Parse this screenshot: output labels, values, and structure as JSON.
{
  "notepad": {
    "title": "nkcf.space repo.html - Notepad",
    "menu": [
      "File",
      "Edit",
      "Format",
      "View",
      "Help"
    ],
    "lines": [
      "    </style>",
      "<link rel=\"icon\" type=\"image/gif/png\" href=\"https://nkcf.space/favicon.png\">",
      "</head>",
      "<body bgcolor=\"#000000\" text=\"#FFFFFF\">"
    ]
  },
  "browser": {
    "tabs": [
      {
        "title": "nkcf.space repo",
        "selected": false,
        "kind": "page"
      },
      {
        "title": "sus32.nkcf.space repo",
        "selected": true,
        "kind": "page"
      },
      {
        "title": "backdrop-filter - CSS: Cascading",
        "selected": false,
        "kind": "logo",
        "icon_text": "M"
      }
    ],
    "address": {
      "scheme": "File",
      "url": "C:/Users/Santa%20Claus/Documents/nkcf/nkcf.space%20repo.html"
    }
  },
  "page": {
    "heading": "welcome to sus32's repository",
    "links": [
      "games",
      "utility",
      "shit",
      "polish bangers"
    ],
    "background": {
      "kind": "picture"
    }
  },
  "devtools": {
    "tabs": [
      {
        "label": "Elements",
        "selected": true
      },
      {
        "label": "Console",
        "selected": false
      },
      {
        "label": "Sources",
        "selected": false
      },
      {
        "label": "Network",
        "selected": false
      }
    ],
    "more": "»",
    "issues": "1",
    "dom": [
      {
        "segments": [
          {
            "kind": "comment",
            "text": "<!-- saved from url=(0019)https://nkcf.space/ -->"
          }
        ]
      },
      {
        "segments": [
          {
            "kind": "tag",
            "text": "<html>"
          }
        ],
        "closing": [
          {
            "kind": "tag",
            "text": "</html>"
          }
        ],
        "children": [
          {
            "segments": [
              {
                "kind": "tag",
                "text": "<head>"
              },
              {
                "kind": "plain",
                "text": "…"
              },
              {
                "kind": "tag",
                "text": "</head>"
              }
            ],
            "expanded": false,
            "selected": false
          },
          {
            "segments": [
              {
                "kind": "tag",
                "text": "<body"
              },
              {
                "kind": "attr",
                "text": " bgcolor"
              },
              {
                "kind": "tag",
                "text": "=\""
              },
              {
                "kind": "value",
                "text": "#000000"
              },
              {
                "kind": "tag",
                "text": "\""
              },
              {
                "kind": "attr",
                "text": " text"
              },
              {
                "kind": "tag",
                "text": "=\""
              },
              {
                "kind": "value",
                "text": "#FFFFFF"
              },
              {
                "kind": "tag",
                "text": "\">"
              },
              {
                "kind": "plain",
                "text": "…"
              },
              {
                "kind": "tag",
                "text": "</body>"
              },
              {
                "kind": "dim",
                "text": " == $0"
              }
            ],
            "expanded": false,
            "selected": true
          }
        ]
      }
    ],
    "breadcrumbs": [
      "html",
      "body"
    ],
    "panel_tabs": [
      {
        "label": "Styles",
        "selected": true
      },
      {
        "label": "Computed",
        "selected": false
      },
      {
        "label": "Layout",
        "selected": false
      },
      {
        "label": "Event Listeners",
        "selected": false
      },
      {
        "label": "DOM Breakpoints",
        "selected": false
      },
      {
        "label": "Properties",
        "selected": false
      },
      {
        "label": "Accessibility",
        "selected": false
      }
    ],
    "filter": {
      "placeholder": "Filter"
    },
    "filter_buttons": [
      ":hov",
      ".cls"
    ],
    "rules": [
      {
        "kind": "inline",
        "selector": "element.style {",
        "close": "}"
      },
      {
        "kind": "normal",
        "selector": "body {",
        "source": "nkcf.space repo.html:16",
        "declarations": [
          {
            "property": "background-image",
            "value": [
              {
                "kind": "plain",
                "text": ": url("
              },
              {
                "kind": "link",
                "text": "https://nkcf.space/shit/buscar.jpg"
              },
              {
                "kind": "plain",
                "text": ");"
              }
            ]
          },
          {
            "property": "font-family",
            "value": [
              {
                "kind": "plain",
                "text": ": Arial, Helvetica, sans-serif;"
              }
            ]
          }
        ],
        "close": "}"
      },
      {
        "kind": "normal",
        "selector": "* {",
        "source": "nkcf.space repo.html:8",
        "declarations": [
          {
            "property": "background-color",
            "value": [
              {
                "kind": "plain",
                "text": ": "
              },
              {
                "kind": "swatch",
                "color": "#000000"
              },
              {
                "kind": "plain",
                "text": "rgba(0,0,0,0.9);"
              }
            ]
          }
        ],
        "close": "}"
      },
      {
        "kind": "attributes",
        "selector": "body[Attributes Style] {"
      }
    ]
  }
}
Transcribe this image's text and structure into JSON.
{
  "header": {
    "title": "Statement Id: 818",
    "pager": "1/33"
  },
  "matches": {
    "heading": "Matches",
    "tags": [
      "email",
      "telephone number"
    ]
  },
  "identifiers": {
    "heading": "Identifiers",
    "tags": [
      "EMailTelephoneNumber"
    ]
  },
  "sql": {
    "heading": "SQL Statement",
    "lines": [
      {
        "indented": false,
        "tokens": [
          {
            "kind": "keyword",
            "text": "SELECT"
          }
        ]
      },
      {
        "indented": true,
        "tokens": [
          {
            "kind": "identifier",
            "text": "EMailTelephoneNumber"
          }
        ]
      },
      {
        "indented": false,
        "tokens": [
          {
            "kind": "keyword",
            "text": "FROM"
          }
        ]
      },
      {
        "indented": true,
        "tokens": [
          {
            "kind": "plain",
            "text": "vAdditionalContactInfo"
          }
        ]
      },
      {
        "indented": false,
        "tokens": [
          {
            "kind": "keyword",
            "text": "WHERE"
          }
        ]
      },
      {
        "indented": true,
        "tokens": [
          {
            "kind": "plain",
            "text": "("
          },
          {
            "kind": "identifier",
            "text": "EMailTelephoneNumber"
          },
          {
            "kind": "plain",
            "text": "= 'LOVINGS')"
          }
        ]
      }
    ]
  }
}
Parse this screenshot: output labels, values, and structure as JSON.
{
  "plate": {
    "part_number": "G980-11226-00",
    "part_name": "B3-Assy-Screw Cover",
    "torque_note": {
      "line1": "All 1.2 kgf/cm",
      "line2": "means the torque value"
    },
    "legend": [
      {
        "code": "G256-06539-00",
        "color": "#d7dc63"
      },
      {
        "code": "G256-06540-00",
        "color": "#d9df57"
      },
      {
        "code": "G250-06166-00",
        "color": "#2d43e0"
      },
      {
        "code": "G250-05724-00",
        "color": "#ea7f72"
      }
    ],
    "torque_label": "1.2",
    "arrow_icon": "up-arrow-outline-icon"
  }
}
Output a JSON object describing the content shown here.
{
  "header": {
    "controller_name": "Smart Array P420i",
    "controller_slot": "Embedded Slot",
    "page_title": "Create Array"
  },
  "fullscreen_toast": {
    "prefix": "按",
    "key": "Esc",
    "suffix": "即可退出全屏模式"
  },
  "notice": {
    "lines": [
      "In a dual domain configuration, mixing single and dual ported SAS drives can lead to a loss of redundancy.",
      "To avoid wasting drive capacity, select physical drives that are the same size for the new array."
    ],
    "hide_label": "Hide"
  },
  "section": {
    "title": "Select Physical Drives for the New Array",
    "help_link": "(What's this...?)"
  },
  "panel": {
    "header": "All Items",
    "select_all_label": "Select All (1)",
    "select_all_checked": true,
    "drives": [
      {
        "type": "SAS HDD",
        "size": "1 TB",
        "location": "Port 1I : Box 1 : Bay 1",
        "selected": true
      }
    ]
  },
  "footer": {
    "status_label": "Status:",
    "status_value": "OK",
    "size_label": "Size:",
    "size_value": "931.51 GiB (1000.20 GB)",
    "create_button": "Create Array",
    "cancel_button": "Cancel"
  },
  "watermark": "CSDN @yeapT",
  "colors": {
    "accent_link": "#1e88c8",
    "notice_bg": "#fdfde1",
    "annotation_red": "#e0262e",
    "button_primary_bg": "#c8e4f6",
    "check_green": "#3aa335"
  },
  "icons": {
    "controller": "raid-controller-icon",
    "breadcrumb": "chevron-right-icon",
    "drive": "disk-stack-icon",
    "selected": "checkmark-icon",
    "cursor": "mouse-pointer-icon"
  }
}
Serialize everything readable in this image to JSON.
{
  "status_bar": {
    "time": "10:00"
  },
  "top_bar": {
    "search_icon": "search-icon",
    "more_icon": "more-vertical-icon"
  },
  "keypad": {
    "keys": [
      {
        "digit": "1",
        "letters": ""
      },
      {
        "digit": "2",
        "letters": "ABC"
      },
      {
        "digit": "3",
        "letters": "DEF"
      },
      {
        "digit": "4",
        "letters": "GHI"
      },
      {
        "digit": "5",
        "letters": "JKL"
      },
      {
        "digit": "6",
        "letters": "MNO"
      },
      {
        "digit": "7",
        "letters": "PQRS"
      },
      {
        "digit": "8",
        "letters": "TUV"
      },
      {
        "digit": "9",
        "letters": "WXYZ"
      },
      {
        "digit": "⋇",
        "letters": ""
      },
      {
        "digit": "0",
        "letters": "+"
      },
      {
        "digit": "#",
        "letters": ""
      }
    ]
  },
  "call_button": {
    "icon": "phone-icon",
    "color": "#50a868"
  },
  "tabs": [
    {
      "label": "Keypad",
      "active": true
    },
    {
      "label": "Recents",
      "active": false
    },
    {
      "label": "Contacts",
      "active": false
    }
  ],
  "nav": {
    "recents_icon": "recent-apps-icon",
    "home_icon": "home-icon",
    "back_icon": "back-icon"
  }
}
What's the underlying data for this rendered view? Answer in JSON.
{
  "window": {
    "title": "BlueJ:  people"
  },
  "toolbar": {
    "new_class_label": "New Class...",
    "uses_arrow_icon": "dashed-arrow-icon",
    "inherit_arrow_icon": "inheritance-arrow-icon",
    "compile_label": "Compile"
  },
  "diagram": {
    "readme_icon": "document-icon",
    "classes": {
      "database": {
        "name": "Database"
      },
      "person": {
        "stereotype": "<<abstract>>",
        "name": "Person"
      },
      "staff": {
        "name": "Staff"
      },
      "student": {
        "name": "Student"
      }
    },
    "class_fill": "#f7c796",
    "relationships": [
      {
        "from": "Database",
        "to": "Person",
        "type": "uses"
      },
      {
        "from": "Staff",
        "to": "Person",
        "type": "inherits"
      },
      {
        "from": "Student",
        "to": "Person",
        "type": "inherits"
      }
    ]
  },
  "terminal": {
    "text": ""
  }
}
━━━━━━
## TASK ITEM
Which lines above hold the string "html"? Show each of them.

## SOLUTION BELOW
    "title": "nkcf.space repo.html - Notepad",
      "url": "C:/Users/Santa%20Claus/Documents/nkcf/nkcf.space%20repo.html"
            "text": "<html>"
            "text": "</html>"
      "html",
        "source": "nkcf.space repo.html:16",
        "source": "nkcf.space repo.html:8",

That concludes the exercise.